And so with Jesus. When he comes out of the water, the heaven opens, the Spirit of God descends on him, and the voice from heaven calls him beloved, and says that he is pleasing. Don’t you think he needed this at the beginning of his ministry? His first work will be in the desert, meeting his archenemy Satan, face to face. How important to know, how important to remember that rising, dripping wet, out of the water, seeing God’s Spirit, hearing those words.
And that’s our story too. We won’t see the heavens open this morning, but the story is just the same. You may not remember your baptism because you were an infant, but when you were baptized you became God’s beloved. God’s Spirit came to be with you forever, and as you grew in faith, that Spirit was the one who opened your eyes to what the world looks like to God’s people. You were named as God’s own and claimed for the whole of your life. You were invited into God’s plans to bring justice and mercy to the world, and as you grew, you longed to hear that you are God’s Beloved.
Last week you heard from John’s Gospel how the coming of Jesus made it possible for you to be born as a child of God. I made you say to yourself that you were a child of God, loved and respected, the recipient of grace on grace, and part of God’s plan to change the world. It is in your baptism that this birth took place, and so as you say to your morning face, I am a child of God, you can remind yourself that you are God’s Beloved, sealed with the Spirit. Nothing you can ever do or fail to do can take that away from you. It is God’s gift, it is God’s claim of you, and it is God’s promise to you. Amen.
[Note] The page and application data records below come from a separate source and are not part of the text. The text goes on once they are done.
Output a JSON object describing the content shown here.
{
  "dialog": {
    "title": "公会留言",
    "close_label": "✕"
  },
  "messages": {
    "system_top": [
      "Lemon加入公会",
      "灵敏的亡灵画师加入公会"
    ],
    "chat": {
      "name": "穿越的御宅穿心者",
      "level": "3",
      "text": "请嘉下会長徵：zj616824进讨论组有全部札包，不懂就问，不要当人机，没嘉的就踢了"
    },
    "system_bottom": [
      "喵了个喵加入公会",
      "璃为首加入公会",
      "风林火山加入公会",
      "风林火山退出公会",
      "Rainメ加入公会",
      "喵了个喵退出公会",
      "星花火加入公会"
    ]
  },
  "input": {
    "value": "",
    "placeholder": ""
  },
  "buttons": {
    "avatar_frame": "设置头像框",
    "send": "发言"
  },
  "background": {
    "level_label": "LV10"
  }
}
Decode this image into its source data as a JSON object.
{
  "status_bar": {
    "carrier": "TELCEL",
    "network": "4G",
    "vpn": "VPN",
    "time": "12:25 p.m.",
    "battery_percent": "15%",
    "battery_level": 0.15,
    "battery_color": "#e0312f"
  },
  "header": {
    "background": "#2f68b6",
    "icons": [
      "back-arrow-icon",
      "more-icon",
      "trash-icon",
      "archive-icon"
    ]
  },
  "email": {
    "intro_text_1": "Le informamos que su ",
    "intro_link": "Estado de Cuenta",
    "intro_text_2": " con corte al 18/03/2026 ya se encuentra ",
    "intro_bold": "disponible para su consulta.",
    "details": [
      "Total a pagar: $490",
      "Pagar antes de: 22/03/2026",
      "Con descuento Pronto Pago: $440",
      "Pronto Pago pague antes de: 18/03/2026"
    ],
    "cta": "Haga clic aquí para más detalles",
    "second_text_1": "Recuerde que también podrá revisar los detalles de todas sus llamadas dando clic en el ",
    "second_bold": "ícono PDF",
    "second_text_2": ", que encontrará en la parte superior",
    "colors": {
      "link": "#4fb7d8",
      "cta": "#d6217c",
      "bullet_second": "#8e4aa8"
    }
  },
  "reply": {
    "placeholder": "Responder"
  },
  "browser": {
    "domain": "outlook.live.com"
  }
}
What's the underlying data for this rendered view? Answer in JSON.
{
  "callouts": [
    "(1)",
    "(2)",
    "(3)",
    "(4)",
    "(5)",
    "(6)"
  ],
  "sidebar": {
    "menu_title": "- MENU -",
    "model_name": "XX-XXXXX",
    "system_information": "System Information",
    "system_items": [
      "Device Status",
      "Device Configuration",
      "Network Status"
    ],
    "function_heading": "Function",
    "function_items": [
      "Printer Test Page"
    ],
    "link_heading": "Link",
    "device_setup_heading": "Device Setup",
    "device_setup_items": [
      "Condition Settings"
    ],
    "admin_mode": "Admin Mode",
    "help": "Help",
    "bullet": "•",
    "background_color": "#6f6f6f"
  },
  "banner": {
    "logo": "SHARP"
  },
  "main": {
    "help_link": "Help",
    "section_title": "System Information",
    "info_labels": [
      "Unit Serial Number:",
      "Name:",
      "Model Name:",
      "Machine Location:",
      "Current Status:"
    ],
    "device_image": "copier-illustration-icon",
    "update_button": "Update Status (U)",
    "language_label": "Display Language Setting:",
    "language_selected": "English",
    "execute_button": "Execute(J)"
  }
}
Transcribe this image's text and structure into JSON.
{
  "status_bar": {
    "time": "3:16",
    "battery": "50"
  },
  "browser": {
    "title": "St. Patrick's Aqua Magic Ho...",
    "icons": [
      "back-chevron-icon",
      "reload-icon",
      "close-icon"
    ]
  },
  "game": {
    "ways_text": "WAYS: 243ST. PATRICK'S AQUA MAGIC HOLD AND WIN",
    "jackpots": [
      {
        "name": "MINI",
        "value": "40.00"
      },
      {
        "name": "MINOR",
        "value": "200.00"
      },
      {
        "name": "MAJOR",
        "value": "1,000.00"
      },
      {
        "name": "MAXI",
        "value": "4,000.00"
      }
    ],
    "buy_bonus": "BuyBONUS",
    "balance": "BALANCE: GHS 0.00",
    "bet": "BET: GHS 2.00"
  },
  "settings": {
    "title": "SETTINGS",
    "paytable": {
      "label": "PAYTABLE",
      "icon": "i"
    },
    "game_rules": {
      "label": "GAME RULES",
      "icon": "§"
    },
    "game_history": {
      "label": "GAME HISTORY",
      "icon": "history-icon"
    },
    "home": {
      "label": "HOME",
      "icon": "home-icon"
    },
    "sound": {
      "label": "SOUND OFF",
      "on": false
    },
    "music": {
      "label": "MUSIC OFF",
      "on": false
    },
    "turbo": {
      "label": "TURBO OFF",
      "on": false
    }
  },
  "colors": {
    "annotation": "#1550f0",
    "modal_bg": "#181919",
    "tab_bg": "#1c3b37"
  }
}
Now may the God of hope fill you with all joy and peace in believing, that you may abound in hope by the power of the Holy Spirit. Amen.